In conclusion, when comparing LED light therapy and topical treatments for acne, it is evident that both options have their merits. Topical treatments are readily available, affordable, and can provide effective symptom control. LED light therapy offers a non-invasive approach, targeting underlying causes of acne and potentially providing long-lasting results. Factors such as effectiveness, speed of results, side effects, cost, accessibility, personal preferences, and expert recommendations should all be considered when making a treatment decision.

Ultimately, it is crucial to consult with a healthcare professional or dermatologist who can assess the individual's specific needs and guide them towards the most appropriate treatment option. Every individual's skin is unique, and what works for one person may not work for another. By considering all the relevant factors and seeking professional advice, individuals can make informed decisions that maximize the chances of achieving clear and healthy skin.


Frequently Asked Questions

What is LED light therapy for acne?

Explanation of the concept and how it works.

How does LED light therapy help in treating acne?

Description of the mechanisms of action and its effects on acne-causing bacteria and inflammation.
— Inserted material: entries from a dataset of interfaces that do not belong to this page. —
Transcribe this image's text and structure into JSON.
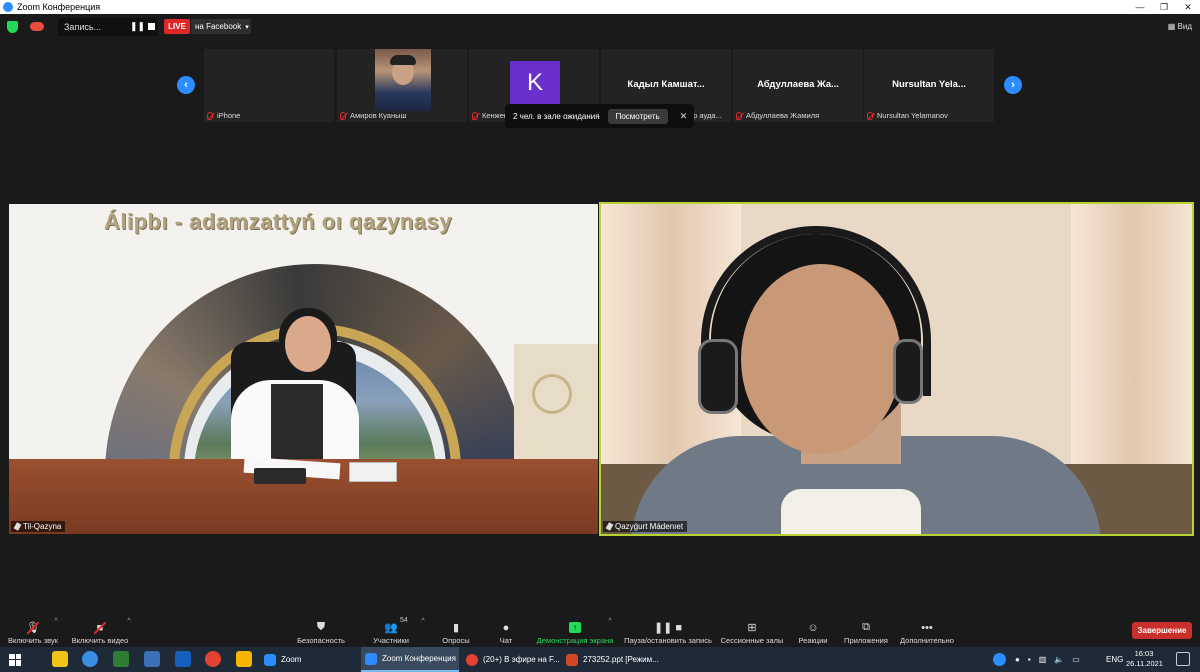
{
  "window": {
    "title": "Zoom Конференция",
    "minimize": "—",
    "maximize": "❐",
    "close": "✕"
  },
  "topbar": {
    "recording_label": "Запись...",
    "pause_icon": "❚❚",
    "live_badge": "LIVE",
    "stream_target": "на Facebook",
    "view_label": "Вид"
  },
  "gallery": {
    "prev": "‹",
    "next": "›",
    "participants": [
      {
        "label": "iPhone",
        "display": ""
      },
      {
        "label": "Амиров Куаныш",
        "display": ""
      },
      {
        "label": "Кенжеғ",
        "display": "",
        "avatar_letter": "K",
        "avatar_color": "#6a2fcc"
      },
      {
        "label": "ар ауда...",
        "display": "Кадыл  Камшат..."
      },
      {
        "label": "Абдуллаева Жамиля",
        "display": "Абдуллаева  Жа..."
      },
      {
        "label": "Nursultan Yelamanov",
        "display": "Nursultan  Yela..."
      }
    ]
  },
  "waiting_room": {
    "text": "2 чел. в зале ожидания",
    "button": "Посмотреть",
    "close": "✕"
  },
  "videos": {
    "left": {
      "name": "Til-Qazyna",
      "banner": "Álipbı - adamzattyń oı qazynasy"
    },
    "right": {
      "name": "Qazyǵurt Mádenıet",
      "active_speaker_color": "#b6d332"
    }
  },
  "toolbar": {
    "unmute": "Включить звук",
    "start_video": "Включить видео",
    "security": "Безопасность",
    "participants": "Участники",
    "participants_count": "54",
    "polls": "Опросы",
    "chat": "Чат",
    "share_screen": "Демонстрация экрана",
    "pause_recording": "Пауза/остановить запись",
    "breakout_rooms": "Сессионные залы",
    "reactions": "Реакции",
    "apps": "Приложения",
    "more": "Дополнительно",
    "end": "Завершение"
  },
  "taskbar": {
    "apps": [
      {
        "label": "Zoom",
        "color": "#2d8cff"
      },
      {
        "label": "Zoom Конференция",
        "color": "#2d8cff",
        "active": true
      },
      {
        "label": "(20+) В эфире на F...",
        "color": "#e34133"
      },
      {
        "label": "273252.ppt [Режим...",
        "color": "#d24726"
      }
    ],
    "language": "ENG",
    "time": "16:03",
    "date": "26.11.2021"
  }
}
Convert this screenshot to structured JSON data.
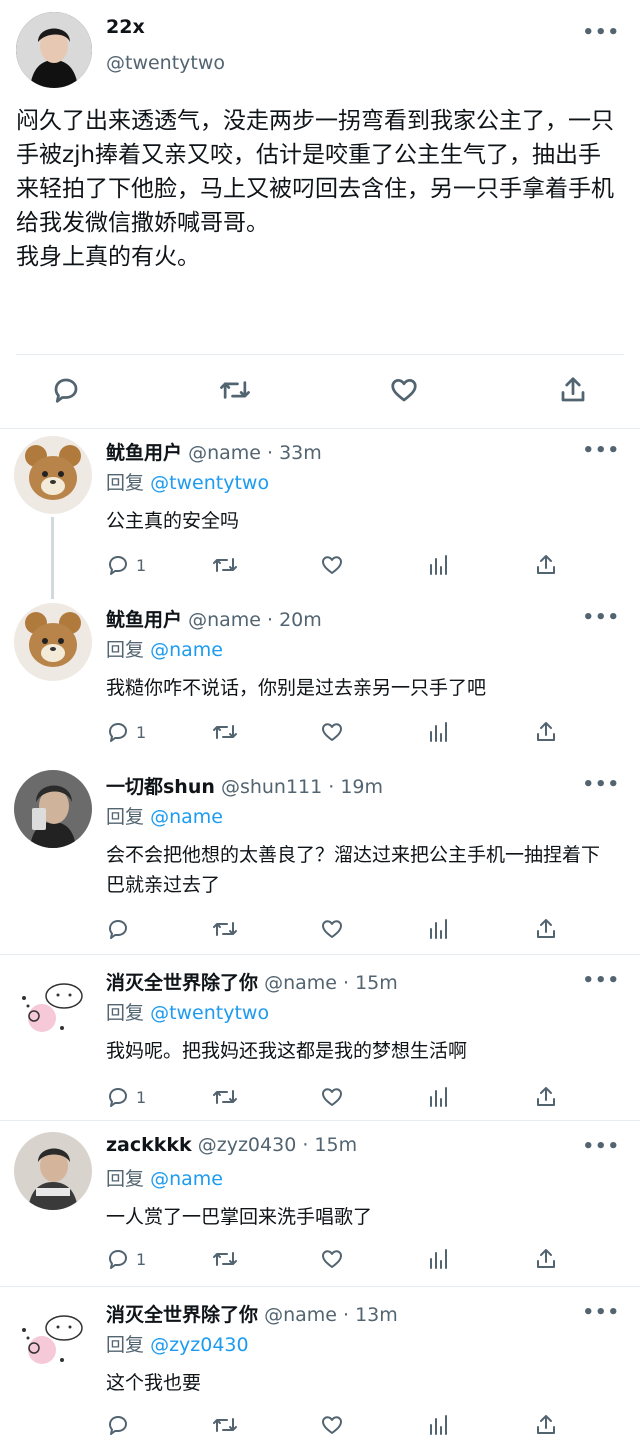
{
  "colors": {
    "accent": "#1d9bf0",
    "secondary_text": "#536471",
    "primary_text": "#0f1419",
    "divider": "#e6ecf0"
  },
  "main_tweet": {
    "name": "22x",
    "handle": "@twentytwo",
    "more": "•••",
    "text": "闷久了出来透透气，没走两步一拐弯看到我家公主了，一只手被zjh捧着又亲又咬，估计是咬重了公主生气了，抽出手来轻拍了下他脸，马上又被叼回去含住，另一只手拿着手机给我发微信撒娇喊哥哥。\n我身上真的有火。",
    "actions": [
      "reply-icon",
      "retweet-icon",
      "like-icon",
      "share-icon"
    ]
  },
  "replies": [
    {
      "name": "鱿鱼用户",
      "meta": "@name · 33m",
      "reply_prefix": "回复",
      "reply_to": "@twentytwo",
      "text": "公主真的安全吗",
      "reply_count": "1"
    },
    {
      "name": "鱿鱼用户",
      "meta": "@name · 20m",
      "reply_prefix": "回复",
      "reply_to": "@name",
      "text": "我糙你咋不说话，你别是过去亲另一只手了吧",
      "reply_count": "1"
    },
    {
      "name": "一切都shun",
      "meta": "@shun111 · 19m",
      "reply_prefix": "回复",
      "reply_to": "@name",
      "text": "会不会把他想的太善良了？溜达过来把公主手机一抽捏着下巴就亲过去了",
      "reply_count": ""
    },
    {
      "name": "消灭全世界除了你",
      "meta": "@name · 15m",
      "reply_prefix": "回复",
      "reply_to": "@twentytwo",
      "text": "我妈呢。把我妈还我这都是我的梦想生活啊",
      "reply_count": "1"
    },
    {
      "name": "zackkkk",
      "meta": "@zyz0430 · 15m",
      "reply_prefix": "回复",
      "reply_to": "@name",
      "text": "一人赏了一巴掌回来洗手唱歌了",
      "reply_count": "1"
    },
    {
      "name": "消灭全世界除了你",
      "meta": "@name · 13m",
      "reply_prefix": "回复",
      "reply_to": "@zyz0430",
      "text": "这个我也要",
      "reply_count": ""
    }
  ]
}
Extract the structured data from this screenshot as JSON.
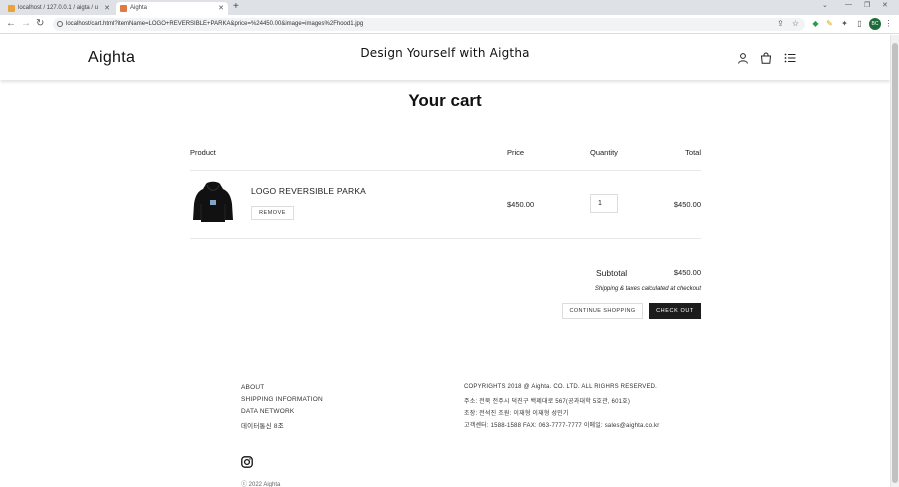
{
  "browser": {
    "tabs": [
      {
        "title": "localhost / 127.0.0.1 / aigta / u",
        "active": false
      },
      {
        "title": "Aighta",
        "active": true
      }
    ],
    "url": "localhost/cart.html?itemName=LOGO+REVERSIBLE+PARKA&price=%24450.00&image=images%2Fhood1.jpg",
    "profile_initials": "BC"
  },
  "header": {
    "logo": "Aighta",
    "tagline": "Design Yourself with Aigtha",
    "icons": [
      "user-icon",
      "bag-icon",
      "menu-list-icon"
    ]
  },
  "cart": {
    "title": "Your cart",
    "columns": {
      "product": "Product",
      "price": "Price",
      "quantity": "Quantity",
      "total": "Total"
    },
    "items": [
      {
        "name": "LOGO REVERSIBLE PARKA",
        "remove_label": "REMOVE",
        "price": "$450.00",
        "quantity": "1",
        "total": "$450.00"
      }
    ],
    "subtotal_label": "Subtotal",
    "subtotal_value": "$450.00",
    "shipping_note": "Shipping & taxes calculated at checkout",
    "continue_label": "CONTINUE SHOPPING",
    "checkout_label": "CHECK OUT"
  },
  "footer": {
    "links": [
      "ABOUT",
      "SHIPPING INFORMATION",
      "DATA NETWORK",
      "데이터통신 8조"
    ],
    "info": [
      "COPYRIGHTS 2018 @ Aighta. CO. LTD. ALL RIGHRS RESERVED.",
      "주소: 전북 전주시 덕진구 백제대로 567(공과대학 5호관, 601호)",
      "조장: 전석진 조원: 이재형 이재형 성민기",
      "고객센터: 1588-1588 FAX: 063-7777-7777 이메일: sales@aighta.co.kr"
    ],
    "copyright": "ⓒ 2022 Aighta"
  },
  "colors": {
    "accent": "#1c1c1c",
    "divider": "#e8e8e8",
    "background": "#ffffff"
  }
}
What are the different types of LED light therapy used for acne?

Explanation of blue light, red light, and combination therapy and their respective benefits.

Are LED light therapy treatments safe for the skin?

Discussion of the safety considerations and potential side effects of LED light therapy.

How effective are topical treatments for acne?

Overview of the effectiveness of topical treatments in reducing acne symptoms and preventing future breakouts.

What are some common active ingredients in topical treatments for acne?

List and description of common ingredients such as benzoyl peroxide, salicylic acid, and retinoids.

What are the potential side effects of topical treatments?

Explanation of common side effects such as skin dryness, redness, and peeling, as well as allergic reactions.

How long does it take to see results with topical treatments?

Discussion of the typical timeframe for noticeable improvement and factors that may affect individual response.

Can LED light therapy or topical treatments completely cure acne?

Explanation of the limitations of these treatments in terms of long-term management and potential for recurrence.

Which treatment option is better: LED light therapy or topical treatments?

Highlighting the importance of personalized considerations, professional advice, and individual preferences in making a decision.